** Exercise materials follows **

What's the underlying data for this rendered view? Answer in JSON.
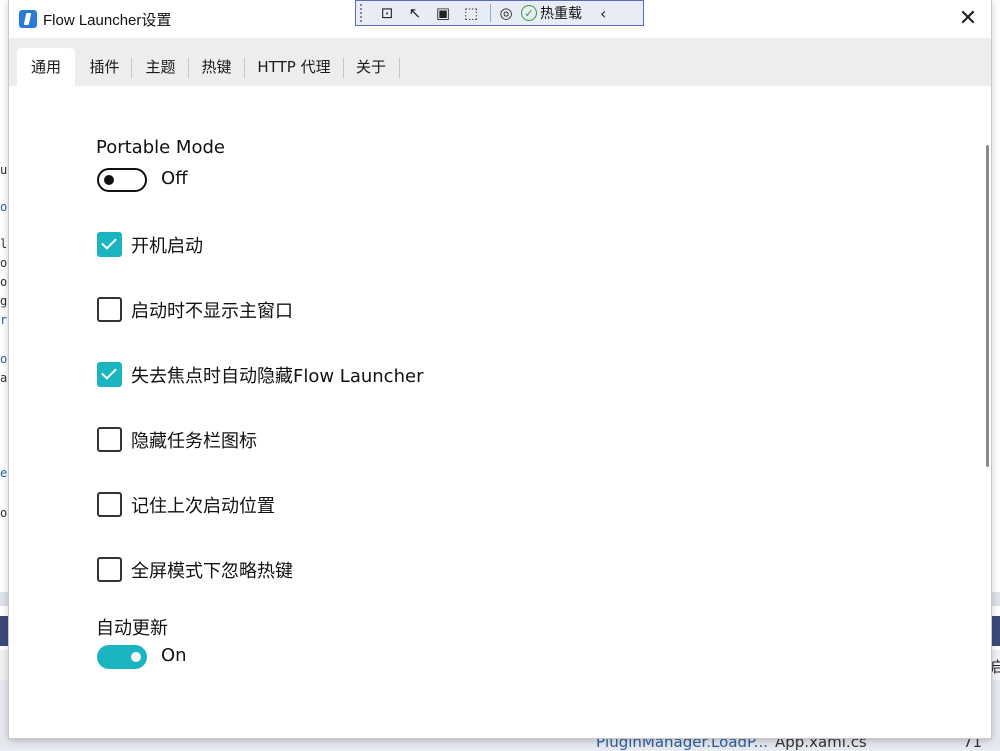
{
  "window": {
    "title": "Flow Launcher设置",
    "close_glyph": "✕"
  },
  "debug_toolbar": {
    "hot_reload_label": "热重载",
    "icons": [
      "select-element-icon",
      "pointer-icon",
      "frame-icon",
      "track-focus-icon",
      "display-layout-icon"
    ],
    "chevron": "‹"
  },
  "tabs": [
    {
      "label": "通用",
      "active": true
    },
    {
      "label": "插件",
      "active": false
    },
    {
      "label": "主题",
      "active": false
    },
    {
      "label": "热键",
      "active": false
    },
    {
      "label": "HTTP 代理",
      "active": false
    },
    {
      "label": "关于",
      "active": false
    }
  ],
  "settings": {
    "portable_mode": {
      "title": "Portable Mode",
      "state_label": "Off",
      "on": false
    },
    "checkboxes": [
      {
        "label": "开机启动",
        "checked": true
      },
      {
        "label": "启动时不显示主窗口",
        "checked": false
      },
      {
        "label": "失去焦点时自动隐藏Flow Launcher",
        "checked": true
      },
      {
        "label": "隐藏任务栏图标",
        "checked": false
      },
      {
        "label": "记住上次启动位置",
        "checked": false
      },
      {
        "label": "全屏模式下忽略热键",
        "checked": false
      }
    ],
    "auto_update": {
      "title": "自动更新",
      "state_label": "On",
      "on": true
    }
  },
  "colors": {
    "accent": "#1ab5c1",
    "tabbar_bg": "#ededed"
  },
  "background": {
    "code_fragments": [
      "u",
      "or",
      "le",
      "or",
      "ol",
      "g",
      "r",
      "or",
      "aF",
      "eD",
      "or"
    ],
    "bottom_text_1": "PluginManager.LoadP...",
    "bottom_text_2": "App.xaml.cs",
    "bottom_text_3": "71",
    "right_char": "启"
  }
}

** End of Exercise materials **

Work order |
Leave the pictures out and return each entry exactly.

Task answer |
What's the underlying data for this rendered view? Answer in JSON.
{
  "window": {
    "title": "Flow Launcher设置",
    "close_glyph": "✕"
  },
  "debug_toolbar": {
    "hot_reload_label": "热重载",
    "icons": [
      "select-element-icon",
      "pointer-icon",
      "frame-icon",
      "track-focus-icon",
      "display-layout-icon"
    ],
    "chevron": "‹"
  },
  "tabs": [
    {
      "label": "通用",
      "active": true
    },
    {
      "label": "插件",
      "active": false
    },
    {
      "label": "主题",
      "active": false
    },
    {
      "label": "热键",
      "active": false
    },
    {
      "label": "HTTP 代理",
      "active": false
    },
    {
      "label": "关于",
      "active": false
    }
  ],
  "settings": {
    "portable_mode": {
      "title": "Portable Mode",
      "state_label": "Off",
      "on": false
    },
    "checkboxes": [
      {
        "label": "开机启动",
        "checked": true
      },
      {
        "label": "启动时不显示主窗口",
        "checked": false
      },
      {
        "label": "失去焦点时自动隐藏Flow Launcher",
        "checked": true
      },
      {
        "label": "隐藏任务栏图标",
        "checked": false
      },
      {
        "label": "记住上次启动位置",
        "checked": false
      },
      {
        "label": "全屏模式下忽略热键",
        "checked": false
      }
    ],
    "auto_update": {
      "title": "自动更新",
      "state_label": "On",
      "on": true
    }
  },
  "colors": {
    "accent": "#1ab5c1",
    "tabbar_bg": "#ededed"
  },
  "background": {
    "code_fragments": [
      "u",
      "or",
      "le",
      "or",
      "ol",
      "g",
      "r",
      "or",
      "aF",
      "eD",
      "or"
    ],
    "bottom_text_1": "PluginManager.LoadP...",
    "bottom_text_2": "App.xaml.cs",
    "bottom_text_3": "71",
    "right_char": "启"
  }
}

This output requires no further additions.